Hello

I'm implementing one IIR Elliptical filter for Blackfin (BF-518), but the output of the filter does not agree with what I expected.

My input is a waveform of 60 Hz (Amplitude = 0.8) 600Hz 720Hz 840Hz 960Hz (Amplitude = 0.08)

The filter coefficients were generated by MATLAB. The cutoff frequency is 500Hz and the sampling frquency is 61440Hz:

"[B, A] = ELLIP (4,3,40,500 / 30,720).

Running the filter library "iirdf1_fr16" I get the following waveform at the filter output:

I would like a help because I do not understand why this occurs.

The project files are attached.

Thank you.

Rafael.

Hi Rafael,

It looks like your filter coefficients are causing the function iirdf1_fr16 to saturate - I tried scaling the B coefficients, but I still couldn't get a sensible response. The problem is that after scaling (by the function coeff_iirdf1_fr16), the value of one of the coefficients is 0x0003 which is very small (for a fract16 value). If you look at the description of the coeff_iirdf1_fr16 function you will see that there is a warning about this; the text says:

Warning: Be aware of the consequence of specifying a set of filter

coefficients whose order of magnitude are significantly

different. Significantly refers to an order of magnitude

greater than or equal to 15 when expressed as a power of 2.

In this situation, one or more filter coefficients may be

transformed to zero due to the restricted precision of the

fract16 type, and this may affect the performance of the

user-designed filter.

What I did next was to take your example, and convert it to using some of the new fract32 library functions that are going to be part of the next Update of VisualDSP++ 5.0 (which will be Update 9). Having done that, your example will filter the input signal as expected.

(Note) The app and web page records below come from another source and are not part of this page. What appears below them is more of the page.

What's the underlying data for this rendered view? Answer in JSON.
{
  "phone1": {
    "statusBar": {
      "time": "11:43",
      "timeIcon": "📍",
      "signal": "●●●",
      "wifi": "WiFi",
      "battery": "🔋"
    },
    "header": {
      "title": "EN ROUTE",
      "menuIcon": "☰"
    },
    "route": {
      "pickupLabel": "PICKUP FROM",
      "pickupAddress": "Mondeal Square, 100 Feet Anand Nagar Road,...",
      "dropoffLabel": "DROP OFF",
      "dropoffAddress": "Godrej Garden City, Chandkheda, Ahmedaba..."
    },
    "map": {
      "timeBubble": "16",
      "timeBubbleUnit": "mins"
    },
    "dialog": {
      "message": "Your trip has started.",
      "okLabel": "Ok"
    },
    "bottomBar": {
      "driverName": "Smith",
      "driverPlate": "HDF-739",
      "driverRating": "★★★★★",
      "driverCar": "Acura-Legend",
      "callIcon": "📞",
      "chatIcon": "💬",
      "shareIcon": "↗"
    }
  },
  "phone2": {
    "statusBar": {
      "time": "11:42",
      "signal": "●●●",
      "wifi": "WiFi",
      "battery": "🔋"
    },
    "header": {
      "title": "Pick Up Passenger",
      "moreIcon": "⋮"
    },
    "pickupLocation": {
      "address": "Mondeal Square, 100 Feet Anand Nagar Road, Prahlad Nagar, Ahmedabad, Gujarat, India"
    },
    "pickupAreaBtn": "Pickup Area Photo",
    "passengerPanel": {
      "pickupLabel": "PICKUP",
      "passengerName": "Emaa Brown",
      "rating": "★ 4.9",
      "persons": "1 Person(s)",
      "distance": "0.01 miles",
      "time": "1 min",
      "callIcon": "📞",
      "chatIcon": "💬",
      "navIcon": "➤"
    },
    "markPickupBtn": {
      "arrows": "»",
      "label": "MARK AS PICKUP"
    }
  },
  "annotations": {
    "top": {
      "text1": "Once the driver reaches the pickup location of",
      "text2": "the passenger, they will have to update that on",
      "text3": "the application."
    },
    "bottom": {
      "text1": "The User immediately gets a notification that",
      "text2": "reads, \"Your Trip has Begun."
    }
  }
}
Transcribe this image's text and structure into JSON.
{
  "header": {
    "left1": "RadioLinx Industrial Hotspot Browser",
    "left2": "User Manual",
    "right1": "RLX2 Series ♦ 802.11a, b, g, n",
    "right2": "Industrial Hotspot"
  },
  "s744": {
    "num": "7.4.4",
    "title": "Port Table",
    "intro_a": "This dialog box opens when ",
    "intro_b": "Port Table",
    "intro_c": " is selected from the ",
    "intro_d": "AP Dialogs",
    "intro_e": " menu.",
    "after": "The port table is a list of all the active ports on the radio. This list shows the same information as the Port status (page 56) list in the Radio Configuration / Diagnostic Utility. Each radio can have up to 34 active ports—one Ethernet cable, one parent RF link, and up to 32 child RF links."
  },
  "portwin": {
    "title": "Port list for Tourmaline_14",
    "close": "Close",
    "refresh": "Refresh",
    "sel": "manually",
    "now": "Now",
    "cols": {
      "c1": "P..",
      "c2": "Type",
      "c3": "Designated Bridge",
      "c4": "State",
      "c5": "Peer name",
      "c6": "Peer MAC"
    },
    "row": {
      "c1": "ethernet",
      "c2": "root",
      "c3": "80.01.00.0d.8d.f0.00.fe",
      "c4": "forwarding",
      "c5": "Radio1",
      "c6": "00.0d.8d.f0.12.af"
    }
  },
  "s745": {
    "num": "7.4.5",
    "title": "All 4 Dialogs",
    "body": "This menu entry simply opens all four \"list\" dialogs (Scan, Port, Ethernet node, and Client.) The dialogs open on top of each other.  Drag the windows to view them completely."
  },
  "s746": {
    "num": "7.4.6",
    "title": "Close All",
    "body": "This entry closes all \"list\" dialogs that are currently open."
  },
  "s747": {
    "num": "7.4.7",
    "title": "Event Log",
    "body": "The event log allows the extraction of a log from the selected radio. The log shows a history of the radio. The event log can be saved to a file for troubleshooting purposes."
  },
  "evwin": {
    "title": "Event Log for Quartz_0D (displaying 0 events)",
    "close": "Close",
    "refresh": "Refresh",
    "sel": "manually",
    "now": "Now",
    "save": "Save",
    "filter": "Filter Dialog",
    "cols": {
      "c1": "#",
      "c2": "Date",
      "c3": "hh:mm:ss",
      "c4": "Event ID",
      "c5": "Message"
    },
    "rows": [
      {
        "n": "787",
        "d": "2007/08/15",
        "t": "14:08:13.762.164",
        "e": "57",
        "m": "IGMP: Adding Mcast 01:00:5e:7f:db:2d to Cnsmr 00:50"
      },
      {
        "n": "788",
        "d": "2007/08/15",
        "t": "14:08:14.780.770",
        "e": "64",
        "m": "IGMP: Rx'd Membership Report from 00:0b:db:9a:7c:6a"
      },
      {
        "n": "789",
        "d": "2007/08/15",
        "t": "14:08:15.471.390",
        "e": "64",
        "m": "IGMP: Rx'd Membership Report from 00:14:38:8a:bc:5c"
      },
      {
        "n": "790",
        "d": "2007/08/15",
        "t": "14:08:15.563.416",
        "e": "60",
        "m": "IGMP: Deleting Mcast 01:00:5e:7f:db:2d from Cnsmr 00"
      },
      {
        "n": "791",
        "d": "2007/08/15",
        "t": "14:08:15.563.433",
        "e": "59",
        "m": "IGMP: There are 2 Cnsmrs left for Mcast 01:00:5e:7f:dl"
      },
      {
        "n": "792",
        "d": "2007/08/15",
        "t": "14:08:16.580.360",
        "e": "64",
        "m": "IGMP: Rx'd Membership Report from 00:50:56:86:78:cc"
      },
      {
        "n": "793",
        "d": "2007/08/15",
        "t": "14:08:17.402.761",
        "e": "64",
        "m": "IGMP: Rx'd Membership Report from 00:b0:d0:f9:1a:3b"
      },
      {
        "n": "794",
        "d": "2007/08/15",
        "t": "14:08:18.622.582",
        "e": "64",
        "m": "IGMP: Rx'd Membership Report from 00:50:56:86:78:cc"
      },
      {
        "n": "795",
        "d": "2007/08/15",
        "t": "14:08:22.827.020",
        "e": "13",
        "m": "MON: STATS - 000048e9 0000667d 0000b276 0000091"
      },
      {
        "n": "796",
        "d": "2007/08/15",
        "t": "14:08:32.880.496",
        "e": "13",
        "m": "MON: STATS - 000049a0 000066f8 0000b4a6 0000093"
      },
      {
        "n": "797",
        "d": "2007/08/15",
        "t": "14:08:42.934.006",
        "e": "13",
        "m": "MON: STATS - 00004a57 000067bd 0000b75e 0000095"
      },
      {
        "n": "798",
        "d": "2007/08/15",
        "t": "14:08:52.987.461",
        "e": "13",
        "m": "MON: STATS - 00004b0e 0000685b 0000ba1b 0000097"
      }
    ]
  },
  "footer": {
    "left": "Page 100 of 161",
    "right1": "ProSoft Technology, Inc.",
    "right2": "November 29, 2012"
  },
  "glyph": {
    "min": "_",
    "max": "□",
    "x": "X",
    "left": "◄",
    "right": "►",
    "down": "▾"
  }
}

I am going to attach a ZIP file that contains my version of your example, together with the fract32 library functions that it uses. Your example that I modified is called test.c and is in the folder TEST.dir. There are two things that I need to point out to you with regard to this example.

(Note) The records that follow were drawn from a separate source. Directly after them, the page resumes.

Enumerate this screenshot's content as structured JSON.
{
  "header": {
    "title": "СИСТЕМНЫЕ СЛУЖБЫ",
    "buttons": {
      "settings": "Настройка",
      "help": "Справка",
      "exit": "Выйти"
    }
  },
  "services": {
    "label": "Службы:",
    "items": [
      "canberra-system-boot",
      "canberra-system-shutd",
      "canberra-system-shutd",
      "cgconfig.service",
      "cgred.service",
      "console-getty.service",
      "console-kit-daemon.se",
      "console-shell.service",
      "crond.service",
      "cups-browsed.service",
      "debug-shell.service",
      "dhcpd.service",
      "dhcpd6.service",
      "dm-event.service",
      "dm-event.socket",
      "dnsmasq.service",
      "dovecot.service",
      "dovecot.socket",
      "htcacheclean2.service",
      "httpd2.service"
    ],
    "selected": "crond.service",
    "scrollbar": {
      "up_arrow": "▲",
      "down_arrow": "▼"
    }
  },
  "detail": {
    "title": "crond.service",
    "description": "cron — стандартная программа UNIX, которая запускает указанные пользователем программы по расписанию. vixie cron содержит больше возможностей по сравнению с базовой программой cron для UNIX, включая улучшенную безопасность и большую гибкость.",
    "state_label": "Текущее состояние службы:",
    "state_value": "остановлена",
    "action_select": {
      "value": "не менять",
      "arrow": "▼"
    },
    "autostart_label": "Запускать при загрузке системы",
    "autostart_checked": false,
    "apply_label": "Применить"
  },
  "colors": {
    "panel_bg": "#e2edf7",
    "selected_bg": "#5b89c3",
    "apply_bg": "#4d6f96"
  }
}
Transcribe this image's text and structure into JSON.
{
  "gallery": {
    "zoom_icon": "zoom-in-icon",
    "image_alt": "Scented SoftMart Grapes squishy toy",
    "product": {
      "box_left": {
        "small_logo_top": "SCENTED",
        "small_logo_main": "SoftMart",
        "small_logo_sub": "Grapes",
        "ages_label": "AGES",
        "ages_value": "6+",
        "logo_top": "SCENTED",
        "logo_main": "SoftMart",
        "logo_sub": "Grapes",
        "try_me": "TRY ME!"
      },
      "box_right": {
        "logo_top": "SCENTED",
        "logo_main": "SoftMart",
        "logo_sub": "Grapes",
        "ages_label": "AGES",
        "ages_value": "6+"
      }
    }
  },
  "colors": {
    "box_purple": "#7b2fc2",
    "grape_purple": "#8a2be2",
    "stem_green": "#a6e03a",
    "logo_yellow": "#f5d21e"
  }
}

The first thing is that the coefficients that are passed into the coeff_iirdf1_fr32 function are double precision constants and the function itself using 64-bit, double precision, floating-point arithmetic internally - this will increase the memory footprint of your application (and remember that if you want the ability to print double precision floating-point values then you should compile your application with the switch -double-size-64 which will also increase your memory occupancy).

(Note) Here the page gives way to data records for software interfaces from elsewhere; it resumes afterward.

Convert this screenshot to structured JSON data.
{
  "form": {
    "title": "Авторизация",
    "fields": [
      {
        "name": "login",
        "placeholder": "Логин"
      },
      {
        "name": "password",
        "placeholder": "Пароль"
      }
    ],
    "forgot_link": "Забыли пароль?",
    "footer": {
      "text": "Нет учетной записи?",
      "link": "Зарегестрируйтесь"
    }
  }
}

The second issue that you must be aware of is that the fract32 library functions that have been included in the ZIP file are pre-release versions and so come with no warranty. If you do make use of these sources then you must read the file LICENSE.txt, which is included in the ZIP file, and agree to the terms that it sets out.

You can also verify this behaviour using Matlab:

twopow = 2^15; % 2^15 (=32768) for fract16 or 2^31 (=2147483648) for fract32

Aa=double(int64(A*twopow))/twopow; % convert from type double to fractional x.15|x.31 and back

Bb=double(int64(B*twopow))/twopow; % convert from type double to fractional x.15|x.31 and back

num2hex(Aa),num2hex(A) % bit-pattern of converted and original coefficients

num2hex(Bb),num2hex(B)

plot([1:1024],signal,'blue',[1:1024],filter(Bb,Aa,signal),'red')

When converting to fract16, you loose too many significant digits (in your B-coefficients in particular if you look at the bit-pattern) and thus your filter will no longer work as expected (note that Matlab will fail differently since it uses floating point arithmetic). When using fract32 arithmetic, a sufficient number of significant digits are retained and thus the filter will work as expected.

I hope that this will be useful to you.

Andreas